O'Gorman — who was raped repeatedly by an Irish priest in the 1980s when he was an altar boy and was among the first victims to speak out in the
mid-1990s — said evidence is growing that some Irish bishops continued to follow the 1997 Vatican instructions and withheld reports of crimes
against children as recently as 2008.
Two state-commissioned reports published in 2009 — into the Dublin Archdiocese and workhouse-style Catholic institutions for children — unveiled
decades of cover-ups of abuse involving tens of thousands of Irish children since the 1930s.
A third major state-ordered investigation into Catholic abuse cover-ups, concerning the southwest Irish Diocese of Cloyne, is expected to be published
in the next few months documenting the concealment of crimes as recently as 2008.
Irish church leaders didn't begin telling police about suspected pedophile priests until the mid-1990s after the first major scandal — involving
the Rev. Brendan Smyth, who had raped dozens of children while the church transferred him to parishes in Dublin, Belfast, Rhode Island and North
Dakota — triggered the collapse of the Irish government. That national shock, in turn, inspired the first victims to begin suing the church
In January 1996, Irish bishops published a groundbreaking policy document spelling out their newfound determination to report all suspected abuse
cases to police.
But in his January 1997 letter seen Tuesday by the AP, Storero told the bishops that a senior church panel in Rome, the Congregation for the Clergy,
had decided that the Irish church's policy of "mandatory" reporting of abuse claims conflicted with canon law.
Storero emphasized in the letter that the Irish church's policy was not recognized by the Vatican and was "merely a study document."
Storero warned that bishops who followed the Irish child-protection policy and reported a priest's suspected crimes to police risked having their
in-house punishments of the priest overturned by the Congregation for the Clergy.
The 2009 Dublin Archdiocese report found that this actually happened in the case of Tony Walsh, one of Dublin's most notorious pedophiles, who used
his role as an Elvis impersonator in a popular "All Priests Show" to get closer to kids.
Walsh was kicked out of the priesthood by a secret Dublin church court in 1993 but successfully appealed the punishment to a Vatican court, which
reinstated him to the priesthood in 1994. He raped a boy in a pub restroom at his grandfather's wake that year. Walsh since has received a series of
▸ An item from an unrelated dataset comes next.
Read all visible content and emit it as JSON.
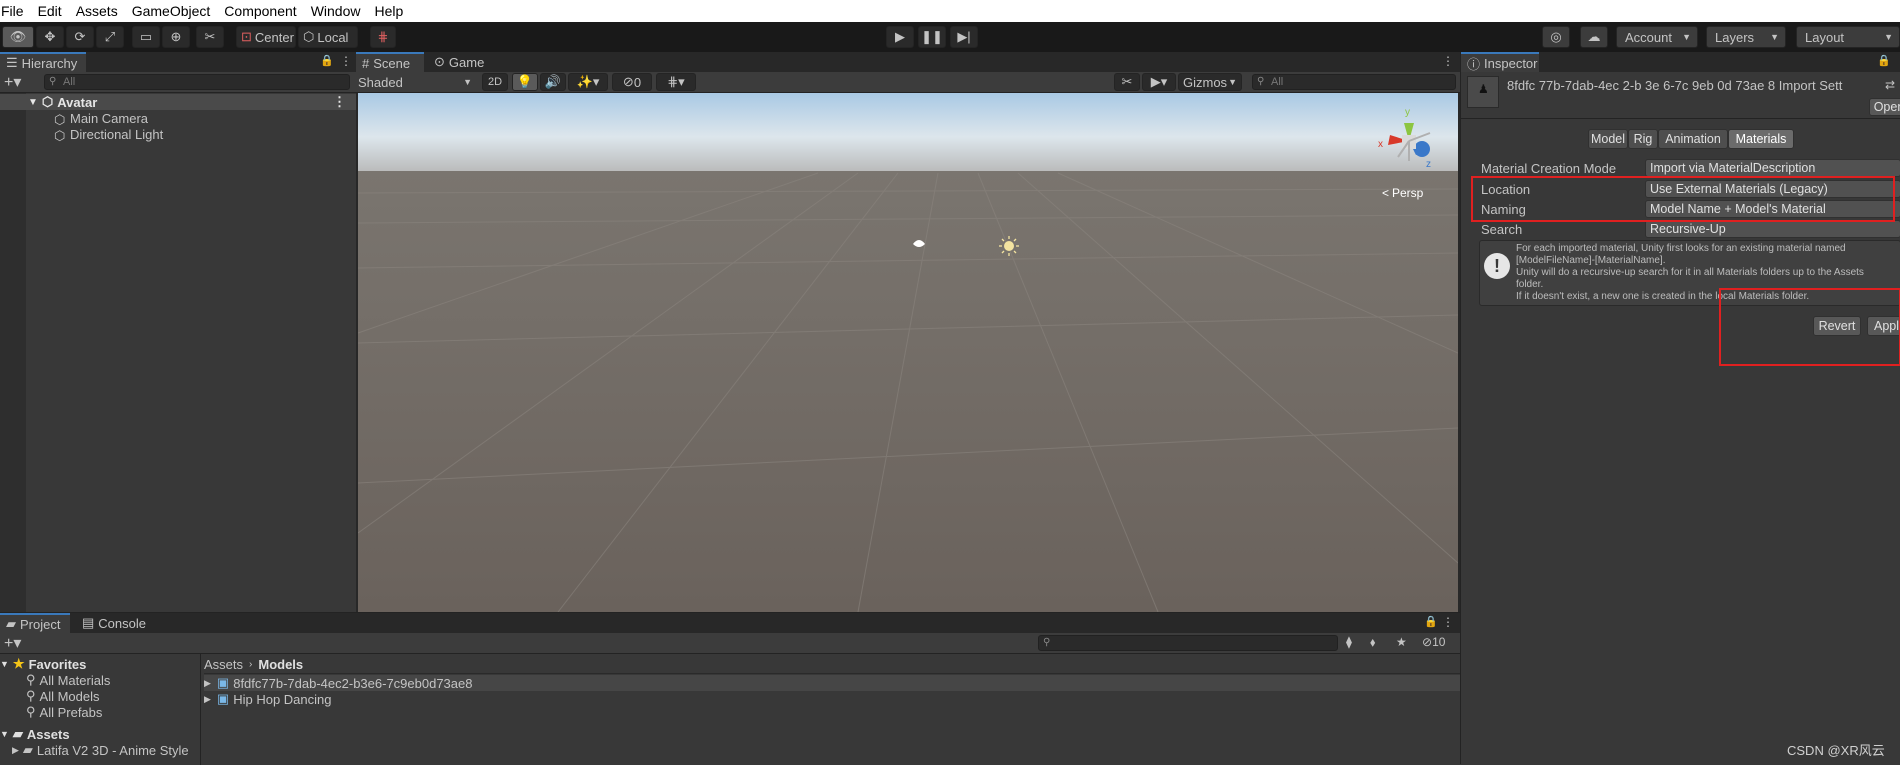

prison sentences, most recently a 12-year term imposed last month. Investigators estimate he raped or molested more than 100 children.
Storero's 1997 letter — originally obtained by the RTE religious affairs program "Would You Believe?" — said the Congregation for the Clergy
was pursuing "a global study" of sexual-abuse policies and would establish worldwide child-protection policies "at the appropriate time."
Today, the Vatican's child-protection policies remain in legal limbo.
The Vatican does advise bishops worldwide to report crimes to police — in a legally nonbinding guide on its website. This recourse is omitted from
the official legal advice provided by the Congregation for the Doctrine of the Faith and updated last summer. That powerful policymaking body
continues to stress the secrecy of canon law.
The central message of Storero's letter was reported secondhand in the 2009 Dublin Archdiocese report. The letter itself, marked "strictly
confidential," has never been published before.